**What the task requires**. Copy out all the lines in the records that include the word "from".

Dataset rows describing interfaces
* * * * *

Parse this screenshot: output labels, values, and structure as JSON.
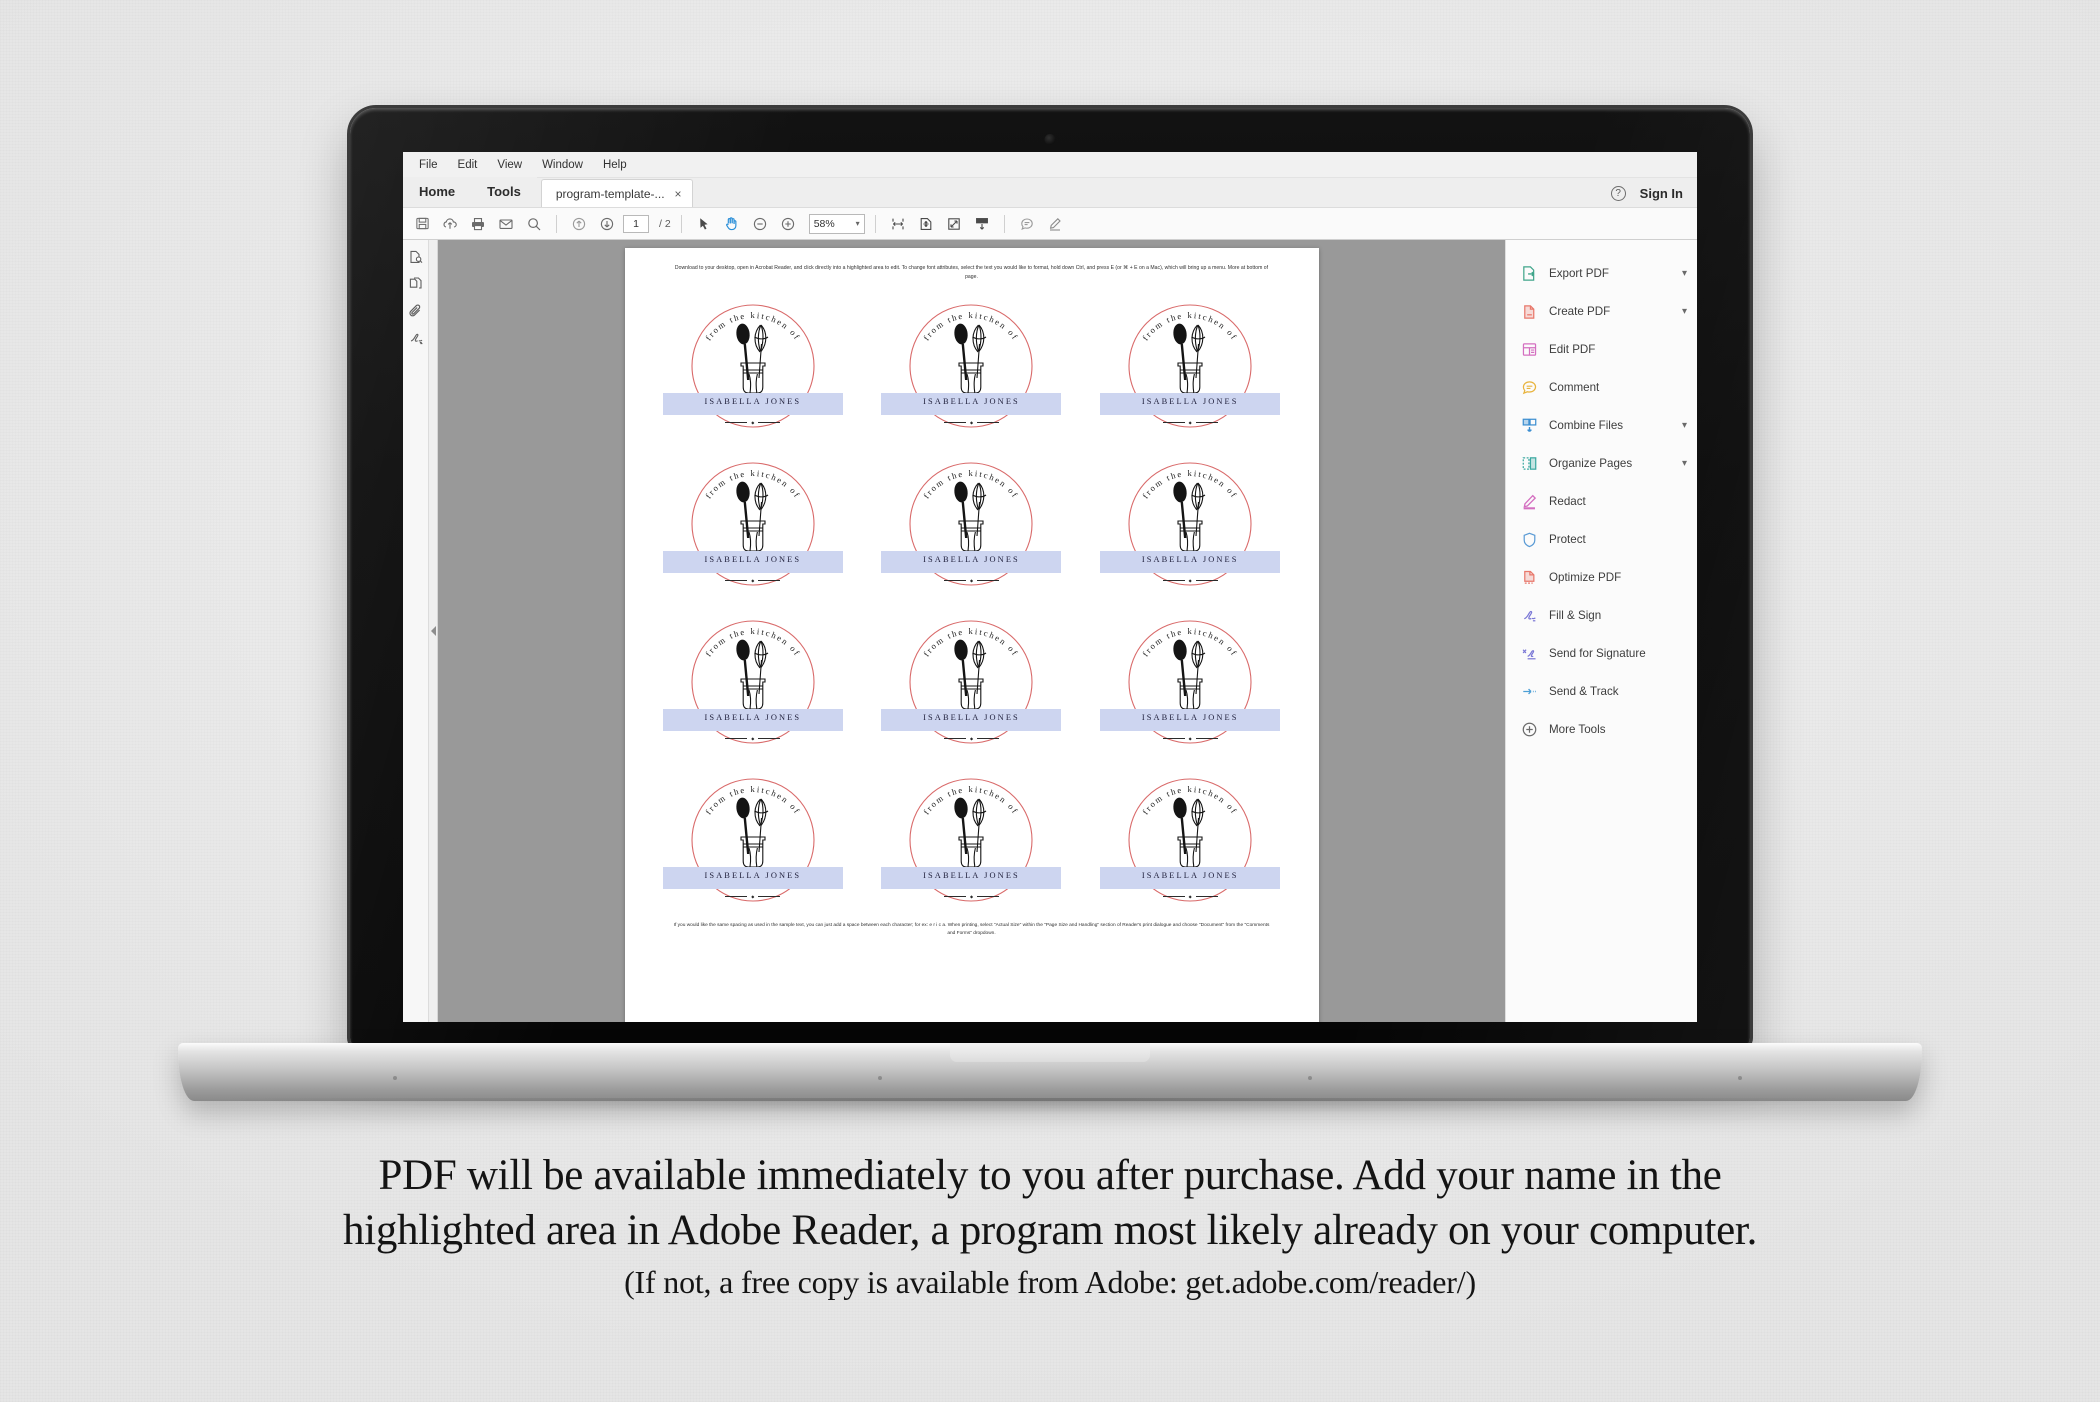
{
  "app": {
    "menubar": [
      "File",
      "Edit",
      "View",
      "Window",
      "Help"
    ],
    "tabs": {
      "home": "Home",
      "tools": "Tools",
      "document": "program-template-...",
      "close": "×"
    },
    "account": {
      "help_icon": "help-circle-icon",
      "sign_in": "Sign In"
    },
    "toolbar": {
      "icons": [
        "save-icon",
        "upload-cloud-icon",
        "print-icon",
        "email-icon",
        "search-icon"
      ],
      "nav_icons": [
        "previous-page-icon",
        "next-page-icon"
      ],
      "page_current": "1",
      "page_total": "/ 2",
      "tool_icons": [
        "select-tool-icon",
        "hand-tool-icon",
        "zoom-out-icon",
        "zoom-in-icon"
      ],
      "zoom_value": "58%",
      "zoom_caret": "▾",
      "view_icons": [
        "fit-width-icon",
        "fit-page-icon",
        "fullscreen-icon",
        "form-field-icon"
      ],
      "annot_icons": [
        "comment-icon",
        "highlight-icon"
      ]
    },
    "left_rail": [
      "page-thumbnails-icon",
      "pages-icon",
      "attachments-icon",
      "signatures-icon"
    ],
    "collapse": "collapse-panel-arrow"
  },
  "tools_panel": {
    "items": [
      {
        "label": "Export PDF",
        "icon": "export-pdf-icon",
        "color": "#3fa58a",
        "chevron": true
      },
      {
        "label": "Create PDF",
        "icon": "create-pdf-icon",
        "color": "#e8776a",
        "chevron": true
      },
      {
        "label": "Edit PDF",
        "icon": "edit-pdf-icon",
        "color": "#d46fc0",
        "chevron": false
      },
      {
        "label": "Comment",
        "icon": "comment-bubble-icon",
        "color": "#e8b33c",
        "chevron": false
      },
      {
        "label": "Combine Files",
        "icon": "combine-files-icon",
        "color": "#3d8fd1",
        "chevron": true
      },
      {
        "label": "Organize Pages",
        "icon": "organize-pages-icon",
        "color": "#3aa8a0",
        "chevron": true
      },
      {
        "label": "Redact",
        "icon": "redact-icon",
        "color": "#d46fc0",
        "chevron": false
      },
      {
        "label": "Protect",
        "icon": "shield-icon",
        "color": "#5b9bd5",
        "chevron": false
      },
      {
        "label": "Optimize PDF",
        "icon": "optimize-pdf-icon",
        "color": "#e8776a",
        "chevron": false
      },
      {
        "label": "Fill & Sign",
        "icon": "fill-sign-icon",
        "color": "#7b78d6",
        "chevron": false
      },
      {
        "label": "Send for Signature",
        "icon": "send-for-signature-icon",
        "color": "#7b78d6",
        "chevron": false
      },
      {
        "label": "Send & Track",
        "icon": "send-track-icon",
        "color": "#4d9fd6",
        "chevron": false
      },
      {
        "label": "More Tools",
        "icon": "plus-circle-icon",
        "color": "#6b6b6b",
        "chevron": false
      }
    ]
  },
  "document": {
    "header_note": "Download to your desktop, open in Acrobat Reader, and click directly into a highlighted area to edit. To change font attributes, select the text you would like to format, hold down Ctrl, and press E (or ⌘ + E on a Mac), which will bring up a menu.  More at bottom of page.",
    "footer_note": "If you would like the same spacing as used in the sample text, you can just add a space between each character; for ex: e r i c a.  When printing, select \"Actual Size\" within the \"Page Size and Handling\" section of Reader's print dialogue and choose \"Document\" from the \"Comments and Forms\" dropdown.",
    "label": {
      "arc_text": "from the kitchen of",
      "name": "ISABELLA JONES",
      "ring_color": "#d96a6a",
      "highlight_color": "#cdd5f0",
      "art": "mason-jar-with-spoon-and-whisk"
    },
    "label_count": 12
  },
  "caption": {
    "line1": "PDF will be available immediately to you after purchase.  Add your name in the",
    "line2": "highlighted area in Adobe Reader, a program most likely already on your computer.",
    "line3": "(If not, a free copy is available from Adobe: get.adobe.com/reader/)"
  }
}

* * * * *

**Answer space**.
    "footer_note": "If you would like the same spacing as used in the sample text, you can just add a space between each character; for ex: e r i c a.  When printing, select \"Actual Size\" within the \"Page Size and Handling\" section of Reader's print dialogue and choose \"Document\" from the \"Comments and Forms\" dropdown.",
      "arc_text": "from the kitchen of",
    "line3": "(If not, a free copy is available from Adobe: get.adobe.com/reader/)"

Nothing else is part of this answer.